This story is told from the POV of different characters, from chapter to chapter. The story starts out from the POV of a serial killer who kidnaps and kills a young anorexic girl named Hayley Jo Zimmerman. It is a gripping chapter, and we feel both horror at the young victims fate, and a feeling of disconcertion at being inside the mind of a disturbed sociopath.

From that chapter on, we go on to see how this murder has affected other people from this small Texas town. We hear from her father, from a (former missionary) store clerk, and from the victim's former best friend among several others. We even go back and hear again from the killer.

First, let me say that this was a very different read for me. I am a big fan of suspense novels and mystery books, and this sounded like something I would like. But it wasn't what I expected. After the first chapter I found this book a slow-go. Because we keep switching characters and POV, it takes a while to adjust to each new chapter. This had an effect on the flow of the narrative for me, and it took me several sittings to get through this book.

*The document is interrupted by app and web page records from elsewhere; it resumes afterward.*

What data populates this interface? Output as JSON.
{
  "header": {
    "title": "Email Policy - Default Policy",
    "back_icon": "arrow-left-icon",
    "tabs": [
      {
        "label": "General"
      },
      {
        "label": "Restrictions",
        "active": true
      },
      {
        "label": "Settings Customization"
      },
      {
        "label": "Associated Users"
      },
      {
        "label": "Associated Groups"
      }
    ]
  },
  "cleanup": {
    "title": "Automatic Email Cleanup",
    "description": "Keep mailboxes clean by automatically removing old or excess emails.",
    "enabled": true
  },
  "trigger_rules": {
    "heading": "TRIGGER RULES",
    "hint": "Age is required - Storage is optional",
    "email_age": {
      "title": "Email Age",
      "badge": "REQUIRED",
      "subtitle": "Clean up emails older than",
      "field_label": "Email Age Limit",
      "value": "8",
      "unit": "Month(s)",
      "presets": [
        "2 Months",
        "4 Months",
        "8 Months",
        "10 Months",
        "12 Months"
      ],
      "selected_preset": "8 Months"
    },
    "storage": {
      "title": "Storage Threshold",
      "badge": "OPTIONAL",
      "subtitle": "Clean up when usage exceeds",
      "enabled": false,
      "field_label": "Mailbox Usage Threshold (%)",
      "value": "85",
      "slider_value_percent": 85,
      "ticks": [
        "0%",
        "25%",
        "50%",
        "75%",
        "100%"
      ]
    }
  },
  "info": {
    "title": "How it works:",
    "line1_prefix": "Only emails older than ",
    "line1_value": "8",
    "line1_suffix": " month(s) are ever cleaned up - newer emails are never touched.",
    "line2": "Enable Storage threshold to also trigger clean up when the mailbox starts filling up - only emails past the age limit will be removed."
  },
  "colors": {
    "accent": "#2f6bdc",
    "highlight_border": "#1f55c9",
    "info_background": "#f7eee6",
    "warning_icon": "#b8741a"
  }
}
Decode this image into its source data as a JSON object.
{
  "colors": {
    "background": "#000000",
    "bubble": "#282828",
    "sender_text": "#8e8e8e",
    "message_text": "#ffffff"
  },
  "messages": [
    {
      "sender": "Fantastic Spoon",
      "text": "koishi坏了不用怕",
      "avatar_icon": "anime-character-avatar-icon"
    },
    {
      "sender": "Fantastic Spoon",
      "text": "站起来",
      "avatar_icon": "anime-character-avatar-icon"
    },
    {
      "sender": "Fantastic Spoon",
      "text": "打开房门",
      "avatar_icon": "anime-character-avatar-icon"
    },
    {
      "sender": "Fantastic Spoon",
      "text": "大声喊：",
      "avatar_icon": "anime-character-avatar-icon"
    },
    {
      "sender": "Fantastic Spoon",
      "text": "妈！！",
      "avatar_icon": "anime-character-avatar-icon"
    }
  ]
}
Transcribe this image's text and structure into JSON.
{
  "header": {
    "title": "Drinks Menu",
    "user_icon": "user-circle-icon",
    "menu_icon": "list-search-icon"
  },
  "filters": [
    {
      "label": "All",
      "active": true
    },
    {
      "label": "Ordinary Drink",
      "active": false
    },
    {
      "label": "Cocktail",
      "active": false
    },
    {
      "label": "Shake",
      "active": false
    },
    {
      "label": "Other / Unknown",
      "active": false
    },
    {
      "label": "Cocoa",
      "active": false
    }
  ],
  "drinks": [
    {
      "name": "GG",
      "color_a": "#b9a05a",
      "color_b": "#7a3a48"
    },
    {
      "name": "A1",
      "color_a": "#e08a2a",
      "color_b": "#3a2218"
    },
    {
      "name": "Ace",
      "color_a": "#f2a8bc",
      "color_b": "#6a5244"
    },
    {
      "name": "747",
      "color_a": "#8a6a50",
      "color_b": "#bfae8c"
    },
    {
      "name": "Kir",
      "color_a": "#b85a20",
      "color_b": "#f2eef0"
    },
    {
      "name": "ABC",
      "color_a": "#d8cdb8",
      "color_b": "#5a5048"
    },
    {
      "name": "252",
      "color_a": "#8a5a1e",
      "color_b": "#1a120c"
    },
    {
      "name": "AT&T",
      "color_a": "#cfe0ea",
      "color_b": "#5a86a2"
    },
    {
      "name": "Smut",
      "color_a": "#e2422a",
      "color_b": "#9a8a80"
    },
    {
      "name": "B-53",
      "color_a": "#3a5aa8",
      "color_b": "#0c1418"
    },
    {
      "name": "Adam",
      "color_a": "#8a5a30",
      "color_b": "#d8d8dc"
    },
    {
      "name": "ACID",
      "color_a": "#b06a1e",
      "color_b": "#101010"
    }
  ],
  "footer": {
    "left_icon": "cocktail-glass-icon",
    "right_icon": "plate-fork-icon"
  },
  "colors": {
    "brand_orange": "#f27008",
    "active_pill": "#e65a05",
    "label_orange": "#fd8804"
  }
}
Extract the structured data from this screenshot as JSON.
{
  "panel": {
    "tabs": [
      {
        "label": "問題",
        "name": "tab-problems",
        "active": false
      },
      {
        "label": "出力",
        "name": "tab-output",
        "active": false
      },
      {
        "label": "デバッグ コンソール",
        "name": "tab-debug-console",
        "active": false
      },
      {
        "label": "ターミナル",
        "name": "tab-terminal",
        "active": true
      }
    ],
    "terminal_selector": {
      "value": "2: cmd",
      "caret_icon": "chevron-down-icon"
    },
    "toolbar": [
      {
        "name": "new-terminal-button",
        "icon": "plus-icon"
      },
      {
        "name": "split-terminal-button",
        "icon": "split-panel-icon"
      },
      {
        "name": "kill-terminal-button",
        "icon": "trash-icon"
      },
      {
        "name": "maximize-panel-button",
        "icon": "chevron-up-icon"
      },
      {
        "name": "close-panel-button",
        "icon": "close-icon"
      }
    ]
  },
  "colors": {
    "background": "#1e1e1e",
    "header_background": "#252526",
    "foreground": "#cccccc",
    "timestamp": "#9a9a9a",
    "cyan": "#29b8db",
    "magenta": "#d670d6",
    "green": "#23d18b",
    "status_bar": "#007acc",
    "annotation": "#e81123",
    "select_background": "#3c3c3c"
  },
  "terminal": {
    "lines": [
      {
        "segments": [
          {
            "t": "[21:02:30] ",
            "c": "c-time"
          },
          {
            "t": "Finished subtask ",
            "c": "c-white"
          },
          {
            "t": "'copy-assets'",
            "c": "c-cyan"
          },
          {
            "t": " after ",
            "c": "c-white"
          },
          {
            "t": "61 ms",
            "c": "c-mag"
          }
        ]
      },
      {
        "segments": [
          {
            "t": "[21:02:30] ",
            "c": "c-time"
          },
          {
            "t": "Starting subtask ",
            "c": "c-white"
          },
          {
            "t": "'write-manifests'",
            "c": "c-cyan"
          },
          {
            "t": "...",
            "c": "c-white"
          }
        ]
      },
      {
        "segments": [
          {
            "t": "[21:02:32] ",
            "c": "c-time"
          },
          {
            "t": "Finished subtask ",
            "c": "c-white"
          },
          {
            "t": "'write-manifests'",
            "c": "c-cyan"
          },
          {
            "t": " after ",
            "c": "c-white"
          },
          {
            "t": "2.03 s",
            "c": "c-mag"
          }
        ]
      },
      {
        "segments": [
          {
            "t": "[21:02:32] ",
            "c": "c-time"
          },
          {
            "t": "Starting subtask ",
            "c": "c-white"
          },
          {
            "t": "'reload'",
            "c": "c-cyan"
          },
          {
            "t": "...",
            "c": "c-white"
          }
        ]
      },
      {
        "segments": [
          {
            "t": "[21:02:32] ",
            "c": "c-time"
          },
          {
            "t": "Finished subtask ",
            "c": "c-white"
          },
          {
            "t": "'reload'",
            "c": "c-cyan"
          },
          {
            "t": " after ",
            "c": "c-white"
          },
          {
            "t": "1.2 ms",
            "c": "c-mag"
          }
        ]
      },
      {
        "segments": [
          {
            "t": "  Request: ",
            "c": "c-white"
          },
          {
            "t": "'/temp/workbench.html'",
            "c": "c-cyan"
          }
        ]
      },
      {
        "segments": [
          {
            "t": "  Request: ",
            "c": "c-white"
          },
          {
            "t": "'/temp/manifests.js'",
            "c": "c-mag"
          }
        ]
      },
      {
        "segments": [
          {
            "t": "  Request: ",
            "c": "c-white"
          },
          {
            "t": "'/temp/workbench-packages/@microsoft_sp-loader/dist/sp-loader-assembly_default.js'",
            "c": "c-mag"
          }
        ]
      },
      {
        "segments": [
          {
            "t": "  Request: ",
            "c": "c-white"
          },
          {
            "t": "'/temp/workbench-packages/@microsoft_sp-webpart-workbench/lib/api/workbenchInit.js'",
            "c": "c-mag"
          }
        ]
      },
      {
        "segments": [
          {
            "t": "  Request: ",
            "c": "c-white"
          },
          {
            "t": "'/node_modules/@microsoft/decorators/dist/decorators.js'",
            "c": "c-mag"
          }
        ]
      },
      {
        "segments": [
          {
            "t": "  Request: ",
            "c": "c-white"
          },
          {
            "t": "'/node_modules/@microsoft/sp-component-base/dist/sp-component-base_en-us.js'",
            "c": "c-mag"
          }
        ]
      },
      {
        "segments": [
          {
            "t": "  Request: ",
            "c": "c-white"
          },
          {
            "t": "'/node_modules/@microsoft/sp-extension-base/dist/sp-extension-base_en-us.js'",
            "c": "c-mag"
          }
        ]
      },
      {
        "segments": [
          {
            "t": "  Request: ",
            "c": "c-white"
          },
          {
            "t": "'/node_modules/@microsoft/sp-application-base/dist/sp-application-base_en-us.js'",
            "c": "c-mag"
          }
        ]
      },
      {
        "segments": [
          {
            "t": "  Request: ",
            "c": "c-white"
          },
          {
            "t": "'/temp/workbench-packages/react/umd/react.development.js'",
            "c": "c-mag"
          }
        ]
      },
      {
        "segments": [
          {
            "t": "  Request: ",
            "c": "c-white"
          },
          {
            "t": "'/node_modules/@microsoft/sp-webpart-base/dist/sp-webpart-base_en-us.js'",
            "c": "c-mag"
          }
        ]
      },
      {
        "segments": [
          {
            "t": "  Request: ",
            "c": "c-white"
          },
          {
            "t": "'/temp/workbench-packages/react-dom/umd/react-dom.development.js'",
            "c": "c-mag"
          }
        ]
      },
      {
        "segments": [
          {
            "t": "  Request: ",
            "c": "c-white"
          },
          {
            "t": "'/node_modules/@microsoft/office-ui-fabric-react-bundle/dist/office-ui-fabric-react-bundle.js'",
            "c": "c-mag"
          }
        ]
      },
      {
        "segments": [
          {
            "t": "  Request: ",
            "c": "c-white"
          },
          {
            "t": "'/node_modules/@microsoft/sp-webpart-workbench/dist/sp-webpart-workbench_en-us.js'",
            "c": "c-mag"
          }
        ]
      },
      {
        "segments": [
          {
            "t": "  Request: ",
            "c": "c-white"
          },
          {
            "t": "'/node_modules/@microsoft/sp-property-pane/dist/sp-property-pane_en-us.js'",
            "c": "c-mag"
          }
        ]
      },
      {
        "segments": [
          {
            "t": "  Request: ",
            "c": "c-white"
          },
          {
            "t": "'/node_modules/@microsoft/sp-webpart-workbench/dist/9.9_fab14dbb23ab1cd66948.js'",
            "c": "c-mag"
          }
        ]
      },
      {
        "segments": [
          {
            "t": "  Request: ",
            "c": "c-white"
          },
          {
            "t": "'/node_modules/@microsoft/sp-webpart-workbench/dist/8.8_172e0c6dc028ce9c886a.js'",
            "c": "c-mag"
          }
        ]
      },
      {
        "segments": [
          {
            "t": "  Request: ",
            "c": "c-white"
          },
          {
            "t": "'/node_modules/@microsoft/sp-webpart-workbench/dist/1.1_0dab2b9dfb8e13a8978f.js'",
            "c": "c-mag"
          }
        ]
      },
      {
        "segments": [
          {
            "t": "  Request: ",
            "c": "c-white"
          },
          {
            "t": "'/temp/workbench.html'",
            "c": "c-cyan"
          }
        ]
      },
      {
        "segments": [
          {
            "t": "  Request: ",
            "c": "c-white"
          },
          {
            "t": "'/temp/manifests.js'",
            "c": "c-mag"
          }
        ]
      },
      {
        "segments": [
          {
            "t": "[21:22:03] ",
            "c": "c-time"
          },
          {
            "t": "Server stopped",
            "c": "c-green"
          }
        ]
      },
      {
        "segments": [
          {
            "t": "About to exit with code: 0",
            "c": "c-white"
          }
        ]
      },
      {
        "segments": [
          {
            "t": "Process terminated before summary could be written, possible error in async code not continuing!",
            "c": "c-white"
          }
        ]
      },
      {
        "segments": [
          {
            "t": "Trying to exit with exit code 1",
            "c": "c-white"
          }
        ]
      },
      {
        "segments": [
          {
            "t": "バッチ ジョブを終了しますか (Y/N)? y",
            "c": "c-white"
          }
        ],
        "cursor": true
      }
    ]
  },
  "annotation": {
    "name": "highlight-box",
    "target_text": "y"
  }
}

I think that if you are looking for the usual quick, suspenseful mystery novel, this is not your book. It is not a linear trip from crime to denouement and it isn't meant to be. Instead, it is an ambitious and different story that looks at the serial killer genre in a new way - and the focus is on the lives of different characters. I'm just sorry that for me this wasn't as compelling as I would've liked it to be.
Faulknerian, but too many characters
Tori Texer
This book was extremely difficult for me to read. The whole thing seemed very disjointed. Each chapter would finally reveal a connection to the characters in the first chapter, however it was a brief and tenuous connection. I was hoping the last chapter would bring everything back around and it really didn't. I don't think I'll be reading any more books by Mr. Meyers.
I read "The Work of Wolves" several years ago when I still lived in South Dakota. I shared it with my son Bill who said it might be the best book he'd ever read (all of my kids and I read quite a bit.) I have not yet finished "The Twisted Tree," but I just finished the chapter about the rattlesnakes which moved me more than I can say. I have to say that I believe Kent Myers will be considered one of the best writers of the 21st century. I've read James Joyce, Thomas Wolfe, Steinbeck, all of William Faulkner, Harper Lee, and a number of other fiction writers my professors at Emory assigned quite a few years ago.
Kent Myers' work is sensitive, non-trite, sincere, and insightful into people and their complex motivations. When I re-read his work, it is like meeting a dear friend once more.
His work is not a smooth read, but rather like a weekend spent with a good friend who's funny, smart, and stretches your thinking processes.
I hope Kent will share many more of his works with us when the muse visits him. I have a real reason to live to be 100 years old now that I can look forward to more work from this special person.
I loved his book-The Work of Wolves-but this one has no story line and was a horrible read. Don't bother buying this one..
Within the first two pages I loved the style of writing; this was not at all what I expected but it held my attention throughout and has given me a lot to think about. Wonderfully written; I have since read everything I can get from Kent Meyers.